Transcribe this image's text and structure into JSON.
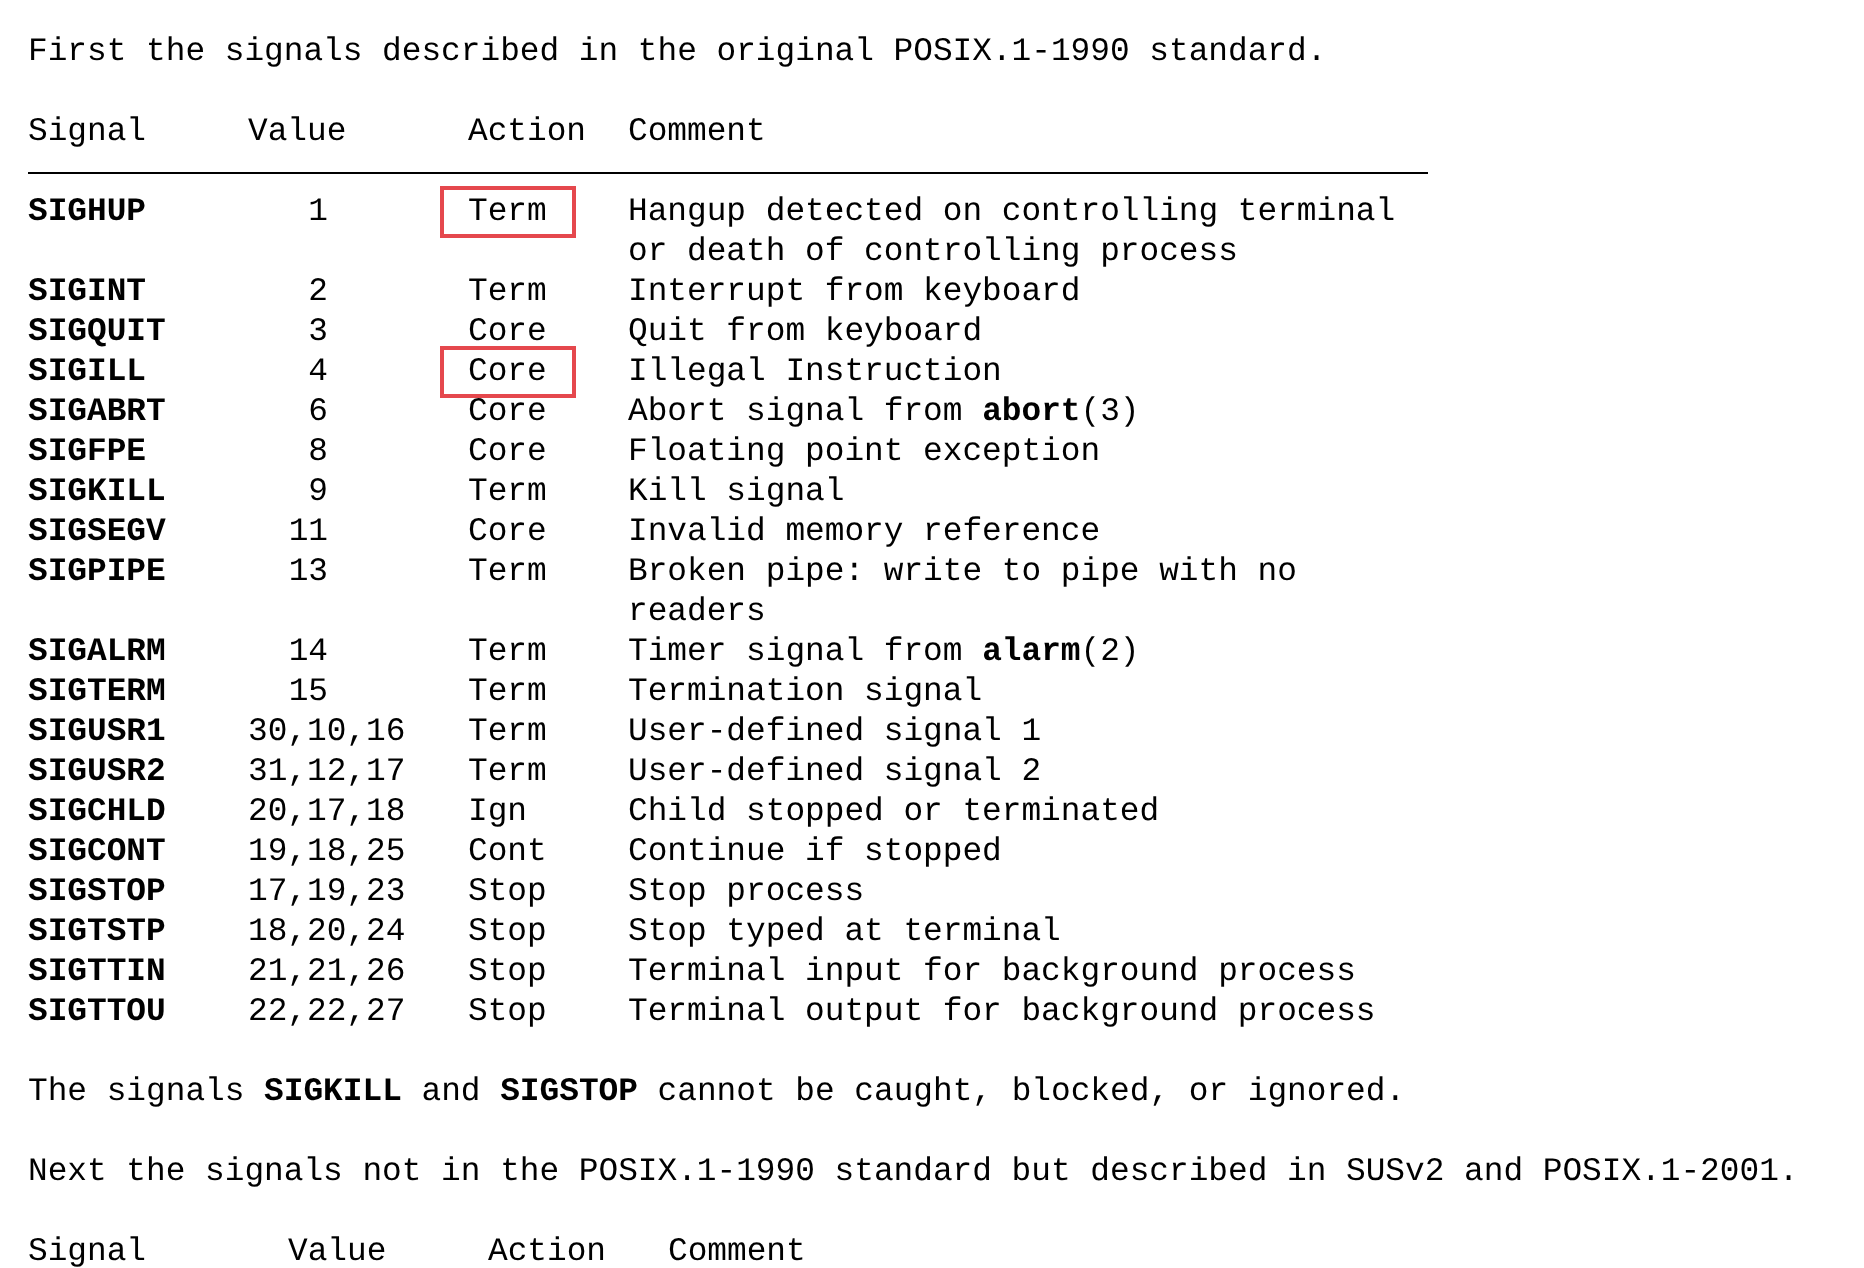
{
  "intro": "First the signals described in the original POSIX.1-1990 standard.",
  "table": {
    "columns": [
      "Signal",
      "Value",
      "Action",
      "Comment"
    ],
    "rows": [
      {
        "signal": "SIGHUP",
        "value": "1",
        "action": "Term",
        "highlighted": true,
        "comment": [
          "Hangup detected on controlling terminal",
          "or death of controlling process"
        ]
      },
      {
        "signal": "SIGINT",
        "value": "2",
        "action": "Term",
        "highlighted": false,
        "comment": [
          "Interrupt from keyboard"
        ]
      },
      {
        "signal": "SIGQUIT",
        "value": "3",
        "action": "Core",
        "highlighted": false,
        "comment": [
          "Quit from keyboard"
        ]
      },
      {
        "signal": "SIGILL",
        "value": "4",
        "action": "Core",
        "highlighted": true,
        "comment": [
          "Illegal Instruction"
        ]
      },
      {
        "signal": "SIGABRT",
        "value": "6",
        "action": "Core",
        "highlighted": false,
        "comment": [
          "Abort signal from **abort**(3)"
        ]
      },
      {
        "signal": "SIGFPE",
        "value": "8",
        "action": "Core",
        "highlighted": false,
        "comment": [
          "Floating point exception"
        ]
      },
      {
        "signal": "SIGKILL",
        "value": "9",
        "action": "Term",
        "highlighted": false,
        "comment": [
          "Kill signal"
        ]
      },
      {
        "signal": "SIGSEGV",
        "value": "11",
        "action": "Core",
        "highlighted": false,
        "comment": [
          "Invalid memory reference"
        ]
      },
      {
        "signal": "SIGPIPE",
        "value": "13",
        "action": "Term",
        "highlighted": false,
        "comment": [
          "Broken pipe: write to pipe with no",
          "readers"
        ]
      },
      {
        "signal": "SIGALRM",
        "value": "14",
        "action": "Term",
        "highlighted": false,
        "comment": [
          "Timer signal from **alarm**(2)"
        ]
      },
      {
        "signal": "SIGTERM",
        "value": "15",
        "action": "Term",
        "highlighted": false,
        "comment": [
          "Termination signal"
        ]
      },
      {
        "signal": "SIGUSR1",
        "value": "30,10,16",
        "action": "Term",
        "highlighted": false,
        "comment": [
          "User-defined signal 1"
        ]
      },
      {
        "signal": "SIGUSR2",
        "value": "31,12,17",
        "action": "Term",
        "highlighted": false,
        "comment": [
          "User-defined signal 2"
        ]
      },
      {
        "signal": "SIGCHLD",
        "value": "20,17,18",
        "action": "Ign",
        "highlighted": false,
        "comment": [
          "Child stopped or terminated"
        ]
      },
      {
        "signal": "SIGCONT",
        "value": "19,18,25",
        "action": "Cont",
        "highlighted": false,
        "comment": [
          "Continue if stopped"
        ]
      },
      {
        "signal": "SIGSTOP",
        "value": "17,19,23",
        "action": "Stop",
        "highlighted": false,
        "comment": [
          "Stop process"
        ]
      },
      {
        "signal": "SIGTSTP",
        "value": "18,20,24",
        "action": "Stop",
        "highlighted": false,
        "comment": [
          "Stop typed at terminal"
        ]
      },
      {
        "signal": "SIGTTIN",
        "value": "21,21,26",
        "action": "Stop",
        "highlighted": false,
        "comment": [
          "Terminal input for background process"
        ]
      },
      {
        "signal": "SIGTTOU",
        "value": "22,22,27",
        "action": "Stop",
        "highlighted": false,
        "comment": [
          "Terminal output for background process"
        ]
      }
    ]
  },
  "note": "The signals **SIGKILL** and **SIGSTOP** cannot be caught, blocked, or ignored.",
  "next_intro": "Next the signals not in the POSIX.1-1990 standard but described in SUSv2 and POSIX.1-2001.",
  "table2": {
    "columns": [
      "Signal",
      "Value",
      "Action",
      "Comment"
    ]
  }
}
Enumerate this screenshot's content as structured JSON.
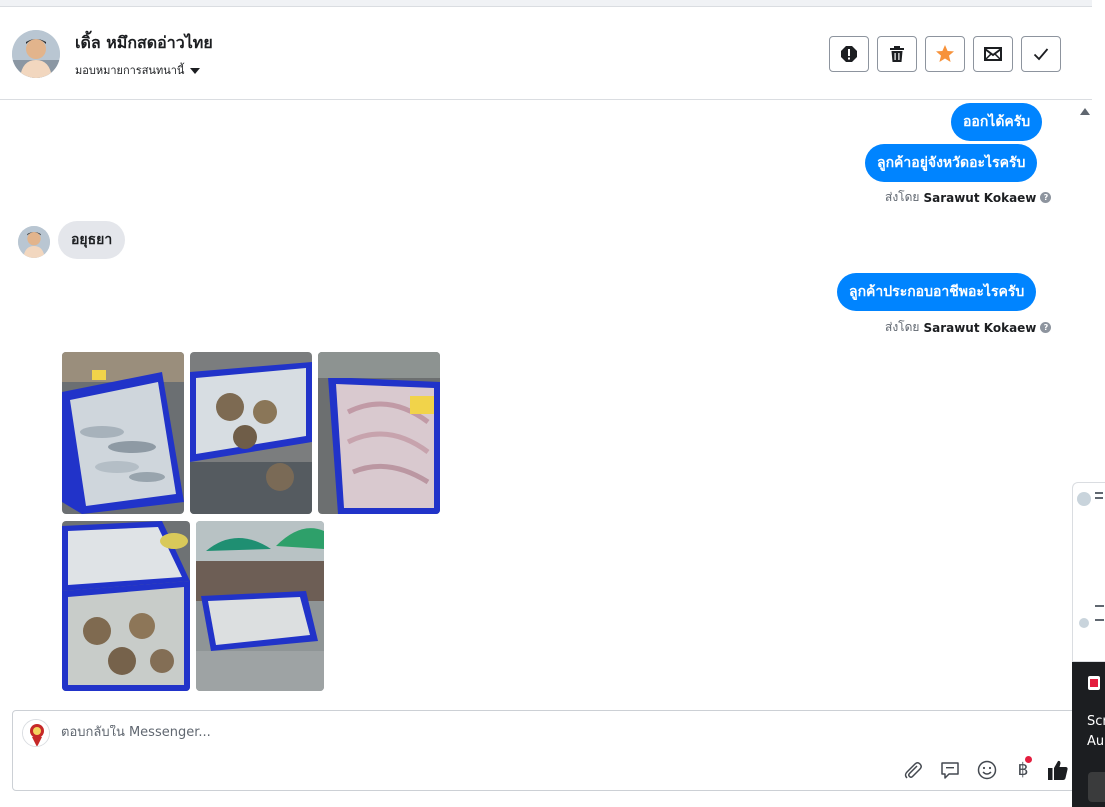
{
  "header": {
    "contact_name": "เดิ้ล หมึกสดอ่าวไทย",
    "assign_label": "มอบหมายการสนทนานี้",
    "actions": [
      "spam-icon",
      "trash-icon",
      "star-icon",
      "mail-icon",
      "check-icon"
    ],
    "star_color": "#f7923a"
  },
  "messages": {
    "out_1": "ออกได้ครับ",
    "out_2": "ลูกค้าอยู่จังหวัดอะไรครับ",
    "sent_by_prefix": "ส่งโดย",
    "sent_by_name": "Sarawut Kokaew",
    "in_1": "อยุธยา",
    "out_3": "ลูกค้าประกอบอาชีพอะไรครับ",
    "photos": [
      "seafood-photo-1",
      "seafood-photo-2",
      "seafood-photo-3",
      "seafood-photo-4",
      "seafood-photo-5"
    ]
  },
  "composer": {
    "placeholder": "ตอบกลับใน Messenger...",
    "tools": [
      "paperclip-icon",
      "speech-bubble-icon",
      "smiley-icon",
      "baht-icon",
      "thumbs-up-icon"
    ],
    "baht_symbol": "฿"
  },
  "side_panel": {
    "text_1": "Scr",
    "text_2": "Au"
  },
  "colors": {
    "accent": "#0084ff",
    "incoming_bubble": "#e4e6eb",
    "notification_dot": "#e41e3f"
  }
}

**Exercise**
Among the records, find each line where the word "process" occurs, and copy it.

**Exercise response**
          "or death of controlling process"
          "Stop process"
          "Terminal input for background process"
          "Terminal output for background process"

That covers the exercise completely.